I also added the second screen from the pillow case, so I can use the soft box (detached from the tripod) as a freestanding lamp in my apartment.
It gives a pleasant, smooth, white light. And with it's 70W it can illuminate a room for a cozy evening.

Please keep posting comments, so I can improve future entries.

- Thanks for reading -

Found the focal point on your last Intro photo:<br>http://bit.ly/h6vjvS
HI, what's the light fixture you're suing? looks expensive. Great ible!&nbsp;
HI, <br /> I was using a &quot;Litval Power 70T&quot;, which is a lamp used in stores to light stuff in the shop windows. <br /> Nowadays you get them very cheap on fleamarkets or in second hand shops. <br /> The expensive part is the lightbulb which is usally 20 ... 50&euro; <br /> <br /> /Gerhard<br />
Wicked! I have a few some lighting solutions on my profile (one is a CFL light box)&nbsp;but this is one I need for getting a softbox with the right color temperature. Thanks!
Sample shots from the setup?&nbsp; I'm curious how this works out! &nbsp;Otherwise, very creative. &nbsp;Kudos!<br />
Great idea! I've tried using a worklight to light a shoot before and ended up blinding my subject. This should work 10 times better!<br />
This is great.&nbsp; I picked up some really old, REALLY bright photography lights that are probably from the 60's at a garage sale for next to nothing.&nbsp; One of them will be perfect for this project.&nbsp; Thanks so much for sharing!<br /> <br /> <a href="http://www.theruralindependent.com" rel="nofollow">www.theruralindependent.com</a><br />
thanks this was so helpful<br />

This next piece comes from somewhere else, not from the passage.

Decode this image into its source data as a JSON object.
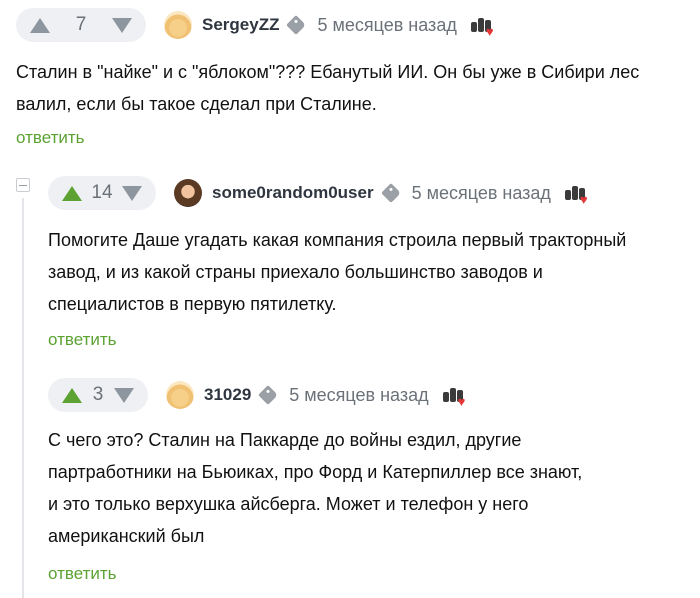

About This Instructable

30,584views

131favorites

License:

More by Gerde:Studiolight with "softbox" on a Tripod 
Add instructable to: